So this time, the community wants to prevent a resurgence, but also keep the tourism dollars flowing.
Durango, which usually attracts an estimated 1.5 million visitors each year with its brick buildings, steam train and bluffs crumbling into the Animas River, initially planned to hire a private security firm to persuade out-of-towners to don masks. That’s what the town of Breckenridge did. But then Rachel Brown, executive director of Visit Durango, jokingly proposed Old West actors instead.
“I have been told that the fun and theatrical approach of the Mask Marshal program is being very well received,” Brown said. “We are glad that we chose this option over private security.”
The need for mask police puzzles Perez. “I can’t figure it out at all,” he said. “I mean, there’s so much evidence about how this helps and yet somehow it became political.”
His right-hand woman in mask compliance is Cathy Roberts, a fellow reenactor, plus an animal advocate and military veteran. She wears a red-and-black cancan dress and goes by “Miss Kitty,” after the saloon owner in the TV and radio series “Gunsmoke.”
“She can disarm anybody with charm,” said Perez. “The goal is that I disarm them with some humor.” But he’s also clear they have a second option if things go sour: a direct line to the Durango Police Department.
“And the third option is not pretty,” said Perez. To be clear, the only heat he’s packing is two rounds of Pfizer.
As the pair entered the saloon Friday night, Roberts recounted, a waitress gave her what she calls “the look.”
“That’s all they gotta do,” said Roberts, who quickly spotted the problem by the door: four people who clearly were not familiar with Durango’s mask rules. People are required to wear masks indoors, even in a bar or restaurant, unless they’re seated and eating or drinking. The women had on masks, but their noses weren’t covered. The men didn’t have masks at all.
Roberts walked up cheerfully in her ruffled dress, greeted them, welcomed them to Durango, and offered masks that said “I [heart] Durango.” One man accepted it, she said, and put it on. The other sulked, zipping his coat up over his mouth. “I’m like, ‘Sorry, sir, it’s not over your nose,’ and he pulled it up even higher,” she recalled.
Perez hung back behind her, silent beneath his bandanna and white mustache. Technically speaking, all noses had been covered, so the pair moved on.
“Mask compliance actually is really, really high,” said Perez. “There’s a lot of people wearing masks even out on the sidewalks, where they don’t have to.”

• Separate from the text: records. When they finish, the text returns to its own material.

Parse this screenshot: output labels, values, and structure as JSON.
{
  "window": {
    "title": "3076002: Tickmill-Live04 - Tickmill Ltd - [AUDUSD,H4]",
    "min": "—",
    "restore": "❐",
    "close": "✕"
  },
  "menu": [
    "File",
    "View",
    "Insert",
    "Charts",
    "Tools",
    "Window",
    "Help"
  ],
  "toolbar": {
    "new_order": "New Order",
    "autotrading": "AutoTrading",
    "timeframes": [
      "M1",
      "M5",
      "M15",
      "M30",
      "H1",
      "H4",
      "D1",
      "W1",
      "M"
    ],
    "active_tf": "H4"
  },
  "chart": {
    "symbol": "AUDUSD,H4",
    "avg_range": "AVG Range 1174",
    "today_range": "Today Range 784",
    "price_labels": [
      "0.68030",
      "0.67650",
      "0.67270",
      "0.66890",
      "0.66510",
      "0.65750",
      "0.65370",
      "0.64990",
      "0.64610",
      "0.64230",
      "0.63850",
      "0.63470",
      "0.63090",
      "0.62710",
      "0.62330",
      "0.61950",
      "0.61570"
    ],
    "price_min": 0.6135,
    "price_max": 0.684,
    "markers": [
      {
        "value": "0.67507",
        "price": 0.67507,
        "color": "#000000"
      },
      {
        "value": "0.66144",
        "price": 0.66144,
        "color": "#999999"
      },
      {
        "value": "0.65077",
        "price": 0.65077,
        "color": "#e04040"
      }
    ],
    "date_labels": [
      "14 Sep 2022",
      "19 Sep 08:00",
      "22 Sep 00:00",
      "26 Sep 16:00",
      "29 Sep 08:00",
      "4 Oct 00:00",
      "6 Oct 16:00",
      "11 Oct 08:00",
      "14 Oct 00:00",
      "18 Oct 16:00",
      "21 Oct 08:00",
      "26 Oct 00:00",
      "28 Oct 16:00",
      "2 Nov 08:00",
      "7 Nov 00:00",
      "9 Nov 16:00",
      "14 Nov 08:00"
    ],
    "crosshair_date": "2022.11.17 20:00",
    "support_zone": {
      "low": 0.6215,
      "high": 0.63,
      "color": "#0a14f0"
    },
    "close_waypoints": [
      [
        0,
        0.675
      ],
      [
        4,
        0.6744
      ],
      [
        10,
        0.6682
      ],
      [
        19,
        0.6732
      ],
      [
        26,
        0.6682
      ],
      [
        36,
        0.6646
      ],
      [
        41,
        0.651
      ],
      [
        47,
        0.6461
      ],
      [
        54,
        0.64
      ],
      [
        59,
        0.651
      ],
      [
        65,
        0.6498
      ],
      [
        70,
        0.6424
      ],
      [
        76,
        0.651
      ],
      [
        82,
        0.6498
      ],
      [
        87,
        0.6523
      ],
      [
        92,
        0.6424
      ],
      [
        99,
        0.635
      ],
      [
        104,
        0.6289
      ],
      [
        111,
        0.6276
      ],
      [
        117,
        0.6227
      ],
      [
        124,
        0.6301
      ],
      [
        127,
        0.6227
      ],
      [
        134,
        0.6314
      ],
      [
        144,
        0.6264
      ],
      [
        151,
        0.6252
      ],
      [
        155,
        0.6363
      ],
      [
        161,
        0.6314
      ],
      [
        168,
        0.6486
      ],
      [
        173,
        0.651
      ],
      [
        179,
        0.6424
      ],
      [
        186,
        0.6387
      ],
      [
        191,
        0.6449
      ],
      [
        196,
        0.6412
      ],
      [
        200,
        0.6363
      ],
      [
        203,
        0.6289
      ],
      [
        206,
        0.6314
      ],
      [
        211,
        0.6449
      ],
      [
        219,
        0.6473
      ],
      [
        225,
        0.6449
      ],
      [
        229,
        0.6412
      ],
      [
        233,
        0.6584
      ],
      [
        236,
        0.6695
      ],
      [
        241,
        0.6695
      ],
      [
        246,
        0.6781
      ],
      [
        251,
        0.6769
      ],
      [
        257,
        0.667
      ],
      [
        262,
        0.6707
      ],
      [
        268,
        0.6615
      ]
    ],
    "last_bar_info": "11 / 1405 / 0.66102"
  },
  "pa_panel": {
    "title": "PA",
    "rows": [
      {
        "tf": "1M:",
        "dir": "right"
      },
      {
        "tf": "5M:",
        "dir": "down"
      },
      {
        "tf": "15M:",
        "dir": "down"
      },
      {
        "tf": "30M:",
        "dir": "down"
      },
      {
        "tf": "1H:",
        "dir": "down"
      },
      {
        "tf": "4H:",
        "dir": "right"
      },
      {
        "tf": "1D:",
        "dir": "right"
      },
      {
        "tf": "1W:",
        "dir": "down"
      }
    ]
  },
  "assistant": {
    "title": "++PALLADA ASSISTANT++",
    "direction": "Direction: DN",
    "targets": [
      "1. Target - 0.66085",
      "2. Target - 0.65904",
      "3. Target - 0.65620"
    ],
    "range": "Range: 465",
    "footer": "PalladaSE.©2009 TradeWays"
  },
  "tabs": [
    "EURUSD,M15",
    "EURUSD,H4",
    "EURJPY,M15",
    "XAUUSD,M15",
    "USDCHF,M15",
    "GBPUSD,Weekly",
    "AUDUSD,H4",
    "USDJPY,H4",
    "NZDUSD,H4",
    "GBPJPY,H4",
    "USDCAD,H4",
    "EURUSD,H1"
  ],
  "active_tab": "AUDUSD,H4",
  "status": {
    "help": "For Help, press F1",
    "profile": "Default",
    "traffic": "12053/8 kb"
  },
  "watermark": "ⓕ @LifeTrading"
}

The past few weekends, he’s mostly found himself greeting people, welcoming them to Durango, chatting about local history and then slipping in the rules about masks.
“And 99.9% of the time, that’s well received,” he said, even among the Texans, who may also go home vaccinated.